Study material:
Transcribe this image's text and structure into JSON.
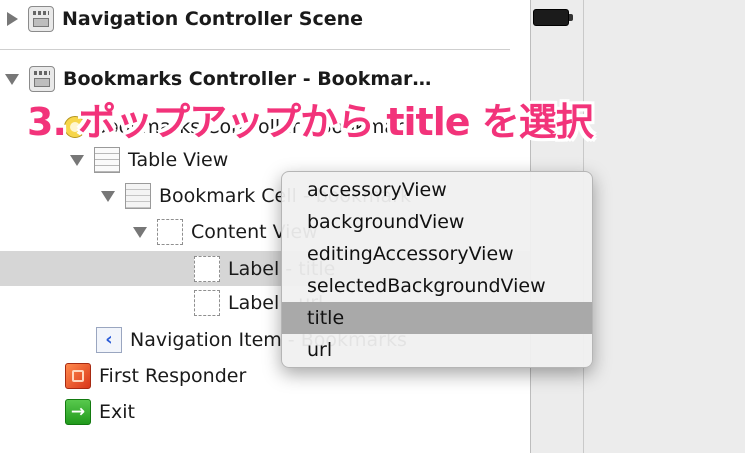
{
  "outline": {
    "rows": [
      {
        "label": "Navigation Controller Scene"
      },
      {
        "label": "Bookmarks Controller - Bookmar…"
      },
      {
        "label": "Bookmarks Controller - Bookmarks"
      },
      {
        "label": "Table View"
      },
      {
        "label": "Bookmark Cell - bookmark"
      },
      {
        "label": "Content View"
      },
      {
        "label": "Label - title"
      },
      {
        "label": "Label - url"
      },
      {
        "label": "Navigation Item - Bookmarks"
      },
      {
        "label": "First Responder"
      },
      {
        "label": "Exit"
      }
    ]
  },
  "popup": {
    "items": [
      {
        "label": "accessoryView"
      },
      {
        "label": "backgroundView"
      },
      {
        "label": "editingAccessoryView"
      },
      {
        "label": "selectedBackgroundView"
      },
      {
        "label": "title"
      },
      {
        "label": "url"
      }
    ],
    "highlighted": "title"
  },
  "annotation": {
    "text": "3. ポップアップから title を選択",
    "color": "#f2337a"
  },
  "icons": {
    "scene": "storyboard-scene-icon",
    "controller": "view-controller-icon",
    "table": "table-view-icon",
    "cell": "table-cell-icon",
    "content": "content-view-icon",
    "label": "label-icon",
    "nav_item": "back-chevron-icon",
    "responder": "first-responder-cube-icon",
    "exit": "exit-icon",
    "battery": "battery-icon"
  }
}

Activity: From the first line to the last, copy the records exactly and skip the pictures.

Response below:
Transcribe this image's text and structure into JSON.
{
  "outline": {
    "rows": [
      {
        "label": "Navigation Controller Scene"
      },
      {
        "label": "Bookmarks Controller - Bookmar…"
      },
      {
        "label": "Bookmarks Controller - Bookmarks"
      },
      {
        "label": "Table View"
      },
      {
        "label": "Bookmark Cell - bookmark"
      },
      {
        "label": "Content View"
      },
      {
        "label": "Label - title"
      },
      {
        "label": "Label - url"
      },
      {
        "label": "Navigation Item - Bookmarks"
      },
      {
        "label": "First Responder"
      },
      {
        "label": "Exit"
      }
    ]
  },
  "popup": {
    "items": [
      {
        "label": "accessoryView"
      },
      {
        "label": "backgroundView"
      },
      {
        "label": "editingAccessoryView"
      },
      {
        "label": "selectedBackgroundView"
      },
      {
        "label": "title"
      },
      {
        "label": "url"
      }
    ],
    "highlighted": "title"
  },
  "annotation": {
    "text": "3. ポップアップから title を選択",
    "color": "#f2337a"
  },
  "icons": {
    "scene": "storyboard-scene-icon",
    "controller": "view-controller-icon",
    "table": "table-view-icon",
    "cell": "table-cell-icon",
    "content": "content-view-icon",
    "label": "label-icon",
    "nav_item": "back-chevron-icon",
    "responder": "first-responder-cube-icon",
    "exit": "exit-icon",
    "battery": "battery-icon"
  }
}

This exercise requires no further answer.